■ **PROMPT**
Copy all of the records word for word.

Data excerpts:
---*---

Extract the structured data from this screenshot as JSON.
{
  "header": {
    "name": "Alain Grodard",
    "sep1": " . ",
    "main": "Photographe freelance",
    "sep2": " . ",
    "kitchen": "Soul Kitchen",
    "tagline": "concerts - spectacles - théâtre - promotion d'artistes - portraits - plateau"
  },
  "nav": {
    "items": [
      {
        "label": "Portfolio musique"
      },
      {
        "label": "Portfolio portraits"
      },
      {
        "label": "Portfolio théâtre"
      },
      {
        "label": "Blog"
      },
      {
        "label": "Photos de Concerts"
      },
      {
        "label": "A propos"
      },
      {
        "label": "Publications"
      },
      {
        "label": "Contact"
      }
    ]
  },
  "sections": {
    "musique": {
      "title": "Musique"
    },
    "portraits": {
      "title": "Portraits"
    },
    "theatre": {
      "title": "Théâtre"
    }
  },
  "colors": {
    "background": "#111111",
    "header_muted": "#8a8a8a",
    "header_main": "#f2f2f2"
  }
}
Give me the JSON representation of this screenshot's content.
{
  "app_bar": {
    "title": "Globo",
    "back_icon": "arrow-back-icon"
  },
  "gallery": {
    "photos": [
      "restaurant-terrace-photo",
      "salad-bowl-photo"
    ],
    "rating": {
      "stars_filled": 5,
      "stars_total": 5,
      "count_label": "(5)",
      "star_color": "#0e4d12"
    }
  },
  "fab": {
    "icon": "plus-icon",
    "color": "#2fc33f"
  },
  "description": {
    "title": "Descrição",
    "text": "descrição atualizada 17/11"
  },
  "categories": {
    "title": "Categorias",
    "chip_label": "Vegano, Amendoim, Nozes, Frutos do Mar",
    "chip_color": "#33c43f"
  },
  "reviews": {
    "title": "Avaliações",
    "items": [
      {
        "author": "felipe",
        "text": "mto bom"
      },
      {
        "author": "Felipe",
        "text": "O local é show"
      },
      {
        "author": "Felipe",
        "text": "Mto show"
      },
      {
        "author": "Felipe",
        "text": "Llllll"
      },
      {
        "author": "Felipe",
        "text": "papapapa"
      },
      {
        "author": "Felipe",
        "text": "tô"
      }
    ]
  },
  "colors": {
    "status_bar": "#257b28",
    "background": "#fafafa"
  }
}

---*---

■ **SOLUTION TO THE PROBLEM**
Extract the structured data from this screenshot as JSON.
{
  "header": {
    "name": "Alain Grodard",
    "sep1": " . ",
    "main": "Photographe freelance",
    "sep2": " . ",
    "kitchen": "Soul Kitchen",
    "tagline": "concerts - spectacles - théâtre - promotion d'artistes - portraits - plateau"
  },
  "nav": {
    "items": [
      {
        "label": "Portfolio musique"
      },
      {
        "label": "Portfolio portraits"
      },
      {
        "label": "Portfolio théâtre"
      },
      {
        "label": "Blog"
      },
      {
        "label": "Photos de Concerts"
      },
      {
        "label": "A propos"
      },
      {
        "label": "Publications"
      },
      {
        "label": "Contact"
      }
    ]
  },
  "sections": {
    "musique": {
      "title": "Musique"
    },
    "portraits": {
      "title": "Portraits"
    },
    "theatre": {
      "title": "Théâtre"
    }
  },
  "colors": {
    "background": "#111111",
    "header_muted": "#8a8a8a",
    "header_main": "#f2f2f2"
  }
}
Give me the JSON representation of this screenshot's content.
{
  "app_bar": {
    "title": "Globo",
    "back_icon": "arrow-back-icon"
  },
  "gallery": {
    "photos": [
      "restaurant-terrace-photo",
      "salad-bowl-photo"
    ],
    "rating": {
      "stars_filled": 5,
      "stars_total": 5,
      "count_label": "(5)",
      "star_color": "#0e4d12"
    }
  },
  "fab": {
    "icon": "plus-icon",
    "color": "#2fc33f"
  },
  "description": {
    "title": "Descrição",
    "text": "descrição atualizada 17/11"
  },
  "categories": {
    "title": "Categorias",
    "chip_label": "Vegano, Amendoim, Nozes, Frutos do Mar",
    "chip_color": "#33c43f"
  },
  "reviews": {
    "title": "Avaliações",
    "items": [
      {
        "author": "felipe",
        "text": "mto bom"
      },
      {
        "author": "Felipe",
        "text": "O local é show"
      },
      {
        "author": "Felipe",
        "text": "Mto show"
      },
      {
        "author": "Felipe",
        "text": "Llllll"
      },
      {
        "author": "Felipe",
        "text": "papapapa"
      },
      {
        "author": "Felipe",
        "text": "tô"
      }
    ]
  },
  "colors": {
    "status_bar": "#257b28",
    "background": "#fafafa"
  }
}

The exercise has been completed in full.